TRY IT: Restate the listing below line for line and word for word, without the pictures.

DATASET EXCERPTS:
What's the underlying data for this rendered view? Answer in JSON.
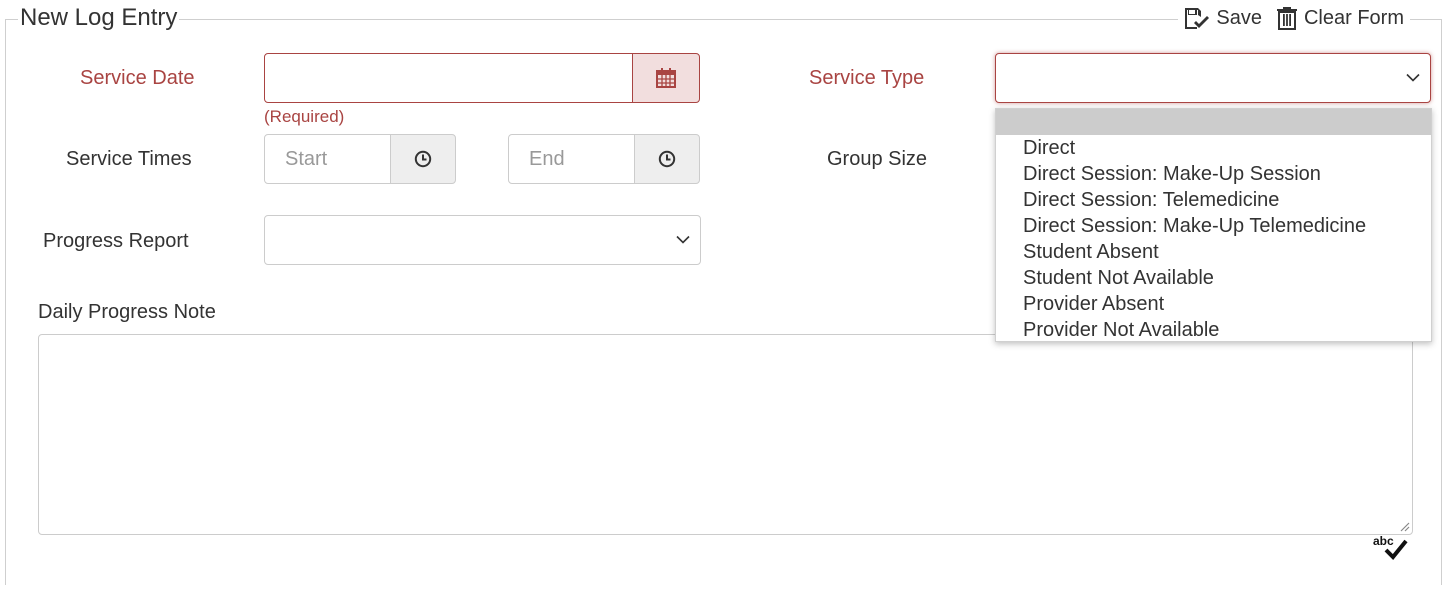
{
  "form": {
    "legend": "New Log Entry",
    "toolbar": {
      "save_label": "Save",
      "clear_label": "Clear Form"
    },
    "service_date": {
      "label": "Service Date",
      "value": "",
      "help": "(Required)"
    },
    "service_type": {
      "label": "Service Type",
      "selected": "",
      "options": [
        "",
        "Direct",
        "Direct Session: Make-Up Session",
        "Direct Session: Telemedicine",
        "Direct Session: Make-Up Telemedicine",
        "Student Absent",
        "Student Not Available",
        "Provider Absent",
        "Provider Not Available"
      ]
    },
    "service_times": {
      "label": "Service Times",
      "start_placeholder": "Start",
      "end_placeholder": "End"
    },
    "group_size": {
      "label": "Group Size"
    },
    "progress_report": {
      "label": "Progress Report",
      "selected": ""
    },
    "daily_note": {
      "label": "Daily Progress Note",
      "value": ""
    }
  },
  "icons": {
    "save": "save-icon",
    "clear": "trash-icon",
    "calendar": "calendar-icon",
    "clock": "clock-icon",
    "chevron": "chevron-down-icon",
    "spellcheck": "spellcheck-icon"
  },
  "colors": {
    "required": "#a94442",
    "addon_error_bg": "#f2dede",
    "addon_bg": "#eeeeee",
    "border": "#cccccc"
  }
}
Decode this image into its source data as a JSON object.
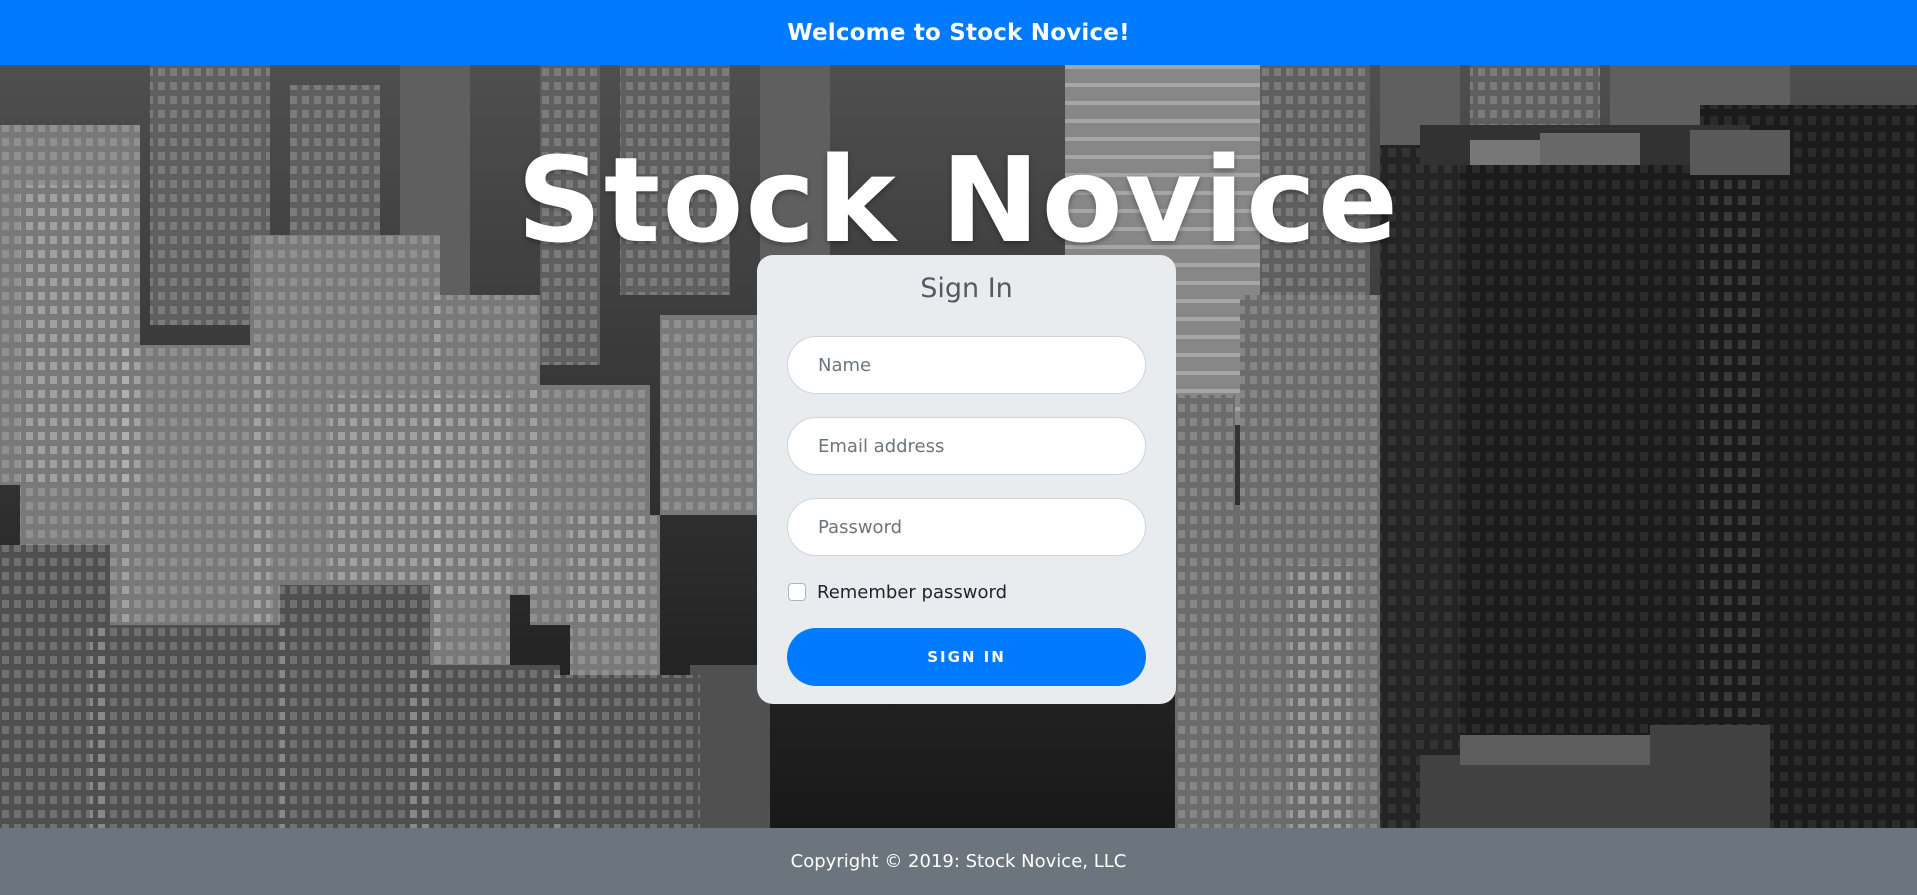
{
  "banner": {
    "text": "Welcome to Stock Novice!",
    "background_color": "#007bff"
  },
  "hero": {
    "title": "Stock Novice",
    "background": "black-and-white aerial city skyline photo"
  },
  "signin": {
    "title": "Sign In",
    "name_placeholder": "Name",
    "name_value": "",
    "email_placeholder": "Email address",
    "email_value": "",
    "password_placeholder": "Password",
    "password_value": "",
    "remember_label": "Remember password",
    "remember_checked": false,
    "button_label": "SIGN IN",
    "button_color": "#007bff"
  },
  "footer": {
    "text": "Copyright © 2019: Stock Novice, LLC",
    "background_color": "#6c757d"
  }
}
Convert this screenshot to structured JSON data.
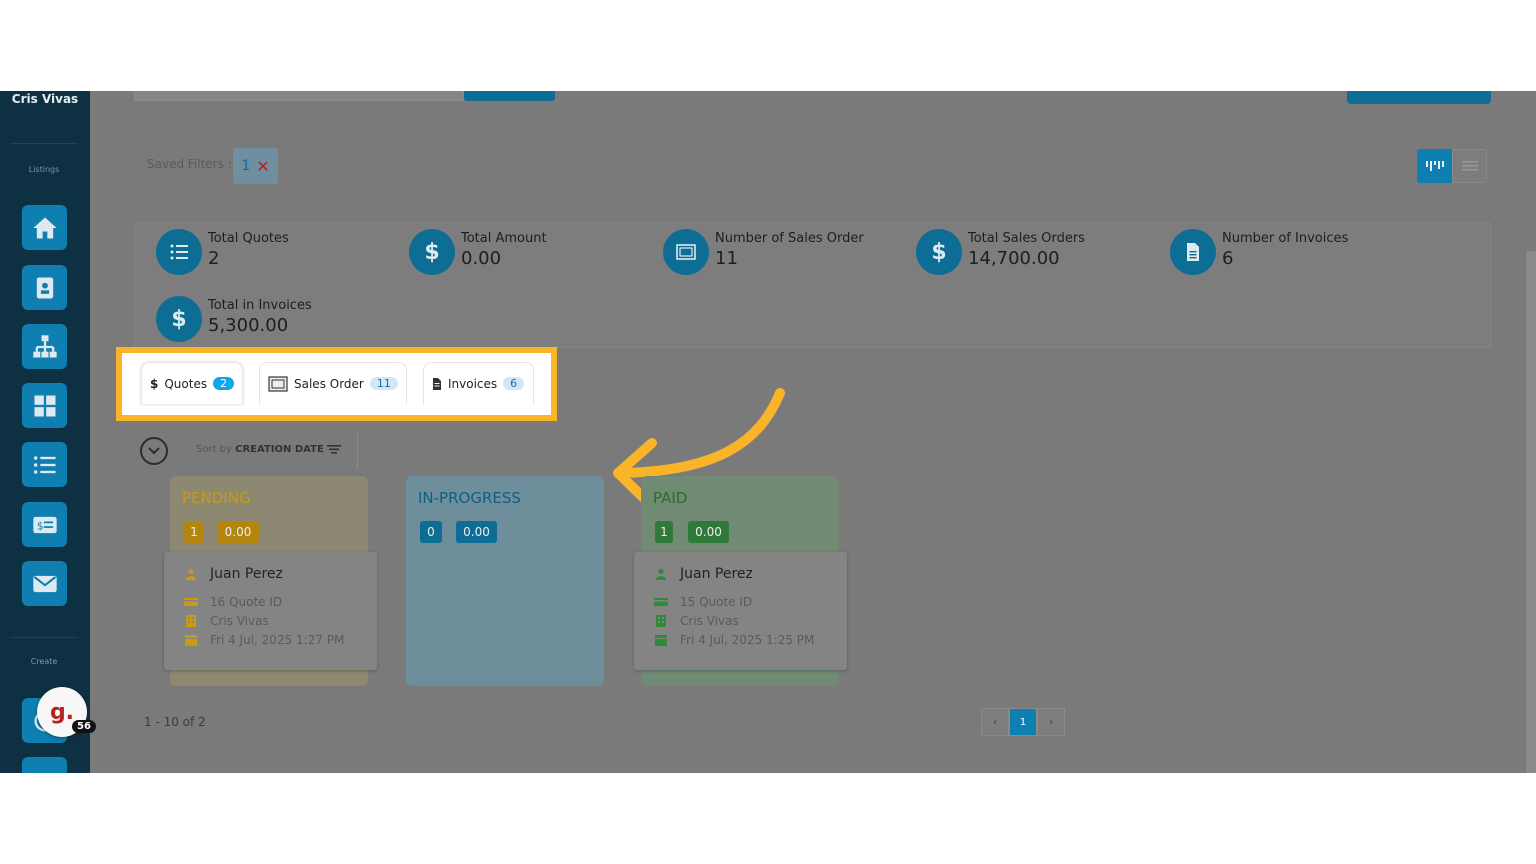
{
  "sidebar": {
    "user_name": "Cris Vivas",
    "listings_label": "Listings",
    "create_label": "Create",
    "items": [
      {
        "icon": "home-icon"
      },
      {
        "icon": "contact-card-icon"
      },
      {
        "icon": "org-chart-icon"
      },
      {
        "icon": "grid-icon"
      },
      {
        "icon": "list-icon"
      },
      {
        "icon": "invoice-icon"
      },
      {
        "icon": "mail-icon"
      }
    ],
    "avatar_letter": "g.",
    "avatar_count": "56"
  },
  "filters": {
    "saved_filters_label": "Saved Filters :",
    "chip_value": "1",
    "chip_remove": "✕"
  },
  "stats": [
    {
      "label": "Total Quotes",
      "value": "2",
      "icon": "list-icon"
    },
    {
      "label": "Total Amount",
      "value": "0.00",
      "icon": "dollar-icon"
    },
    {
      "label": "Number of Sales Order",
      "value": "11",
      "icon": "sales-order-icon"
    },
    {
      "label": "Total Sales Orders",
      "value": "14,700.00",
      "icon": "dollar-icon"
    },
    {
      "label": "Number of Invoices",
      "value": "6",
      "icon": "document-icon"
    },
    {
      "label": "Total in Invoices",
      "value": "5,300.00",
      "icon": "dollar-icon"
    }
  ],
  "tabs": [
    {
      "label": "Quotes",
      "count": "2",
      "prefix": "$",
      "active": true
    },
    {
      "label": "Sales Order",
      "count": "11",
      "active": false
    },
    {
      "label": "Invoices",
      "count": "6",
      "active": false
    }
  ],
  "sort": {
    "prefix": "Sort by",
    "field": "CREATION DATE"
  },
  "columns": [
    {
      "title": "PENDING",
      "count": "1",
      "amount": "0.00",
      "color": "#c99a12"
    },
    {
      "title": "IN-PROGRESS",
      "count": "0",
      "amount": "0.00",
      "color": "#0d6d95"
    },
    {
      "title": "PAID",
      "count": "1",
      "amount": "0.00",
      "color": "#2f8a3a"
    }
  ],
  "cards": [
    {
      "name": "Juan Perez",
      "quote_id": "16 Quote ID",
      "owner": "Cris Vivas",
      "date": "Fri 4 Jul, 2025 1:27 PM",
      "icon_color": "#c99a12"
    },
    {
      "name": "Juan Perez",
      "quote_id": "15 Quote ID",
      "owner": "Cris Vivas",
      "date": "Fri 4 Jul, 2025 1:25 PM",
      "icon_color": "#2f8a3a"
    }
  ],
  "pagination": {
    "summary": "1 - 10 of 2",
    "prev": "‹",
    "current": "1",
    "next": "›"
  },
  "colors": {
    "highlight": "#f9b42a",
    "accent": "#0e7fb0",
    "sidebar": "#0d3142"
  }
}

SOLUTION:
What's the underlying data for this rendered view? Answer in JSON.
{
  "form": {
    "legend": "New Log Entry",
    "toolbar": {
      "save_label": "Save",
      "clear_label": "Clear Form"
    },
    "service_date": {
      "label": "Service Date",
      "value": "",
      "help": "(Required)"
    },
    "service_type": {
      "label": "Service Type",
      "selected": "",
      "options": [
        "",
        "Direct",
        "Direct Session: Make-Up Session",
        "Direct Session: Telemedicine",
        "Direct Session: Make-Up Telemedicine",
        "Student Absent",
        "Student Not Available",
        "Provider Absent",
        "Provider Not Available"
      ]
    },
    "service_times": {
      "label": "Service Times",
      "start_placeholder": "Start",
      "end_placeholder": "End"
    },
    "group_size": {
      "label": "Group Size"
    },
    "progress_report": {
      "label": "Progress Report",
      "selected": ""
    },
    "daily_note": {
      "label": "Daily Progress Note",
      "value": ""
    }
  },
  "icons": {
    "save": "save-icon",
    "clear": "trash-icon",
    "calendar": "calendar-icon",
    "clock": "clock-icon",
    "chevron": "chevron-down-icon",
    "spellcheck": "spellcheck-icon"
  },
  "colors": {
    "required": "#a94442",
    "addon_error_bg": "#f2dede",
    "addon_bg": "#eeeeee",
    "border": "#cccccc"
  }
}
Decode this image into its source data as a JSON object.
{
  "banner": {
    "text": "Welcome to Stock Novice!",
    "background_color": "#007bff"
  },
  "hero": {
    "title": "Stock Novice",
    "background": "black-and-white aerial city skyline photo"
  },
  "signin": {
    "title": "Sign In",
    "name_placeholder": "Name",
    "name_value": "",
    "email_placeholder": "Email address",
    "email_value": "",
    "password_placeholder": "Password",
    "password_value": "",
    "remember_label": "Remember password",
    "remember_checked": false,
    "button_label": "SIGN IN",
    "button_color": "#007bff"
  },
  "footer": {
    "text": "Copyright © 2019: Stock Novice, LLC",
    "background_color": "#6c757d"
  }
}
Convert this screenshot to structured JSON data.
{
  "sidebar": {
    "user_name": "Cris Vivas",
    "listings_label": "Listings",
    "create_label": "Create",
    "items": [
      {
        "icon": "home-icon"
      },
      {
        "icon": "contact-card-icon"
      },
      {
        "icon": "org-chart-icon"
      },
      {
        "icon": "grid-icon"
      },
      {
        "icon": "list-icon"
      },
      {
        "icon": "invoice-icon"
      },
      {
        "icon": "mail-icon"
      }
    ],
    "avatar_letter": "g.",
    "avatar_count": "56"
  },
  "filters": {
    "saved_filters_label": "Saved Filters :",
    "chip_value": "1",
    "chip_remove": "✕"
  },
  "stats": [
    {
      "label": "Total Quotes",
      "value": "2",
      "icon": "list-icon"
    },
    {
      "label": "Total Amount",
      "value": "0.00",
      "icon": "dollar-icon"
    },
    {
      "label": "Number of Sales Order",
      "value": "11",
      "icon": "sales-order-icon"
    },
    {
      "label": "Total Sales Orders",
      "value": "14,700.00",
      "icon": "dollar-icon"
    },
    {
      "label": "Number of Invoices",
      "value": "6",
      "icon": "document-icon"
    },
    {
      "label": "Total in Invoices",
      "value": "5,300.00",
      "icon": "dollar-icon"
    }
  ],
  "tabs": [
    {
      "label": "Quotes",
      "count": "2",
      "prefix": "$",
      "active": true
    },
    {
      "label": "Sales Order",
      "count": "11",
      "active": false
    },
    {
      "label": "Invoices",
      "count": "6",
      "active": false
    }
  ],
  "sort": {
    "prefix": "Sort by",
    "field": "CREATION DATE"
  },
  "columns": [
    {
      "title": "PENDING",
      "count": "1",
      "amount": "0.00",
      "color": "#c99a12"
    },
    {
      "title": "IN-PROGRESS",
      "count": "0",
      "amount": "0.00",
      "color": "#0d6d95"
    },
    {
      "title": "PAID",
      "count": "1",
      "amount": "0.00",
      "color": "#2f8a3a"
    }
  ],
  "cards": [
    {
      "name": "Juan Perez",
      "quote_id": "16 Quote ID",
      "owner": "Cris Vivas",
      "date": "Fri 4 Jul, 2025 1:27 PM",
      "icon_color": "#c99a12"
    },
    {
      "name": "Juan Perez",
      "quote_id": "15 Quote ID",
      "owner": "Cris Vivas",
      "date": "Fri 4 Jul, 2025 1:25 PM",
      "icon_color": "#2f8a3a"
    }
  ],
  "pagination": {
    "summary": "1 - 10 of 2",
    "prev": "‹",
    "current": "1",
    "next": "›"
  },
  "colors": {
    "highlight": "#f9b42a",
    "accent": "#0e7fb0",
    "sidebar": "#0d3142"
  }
}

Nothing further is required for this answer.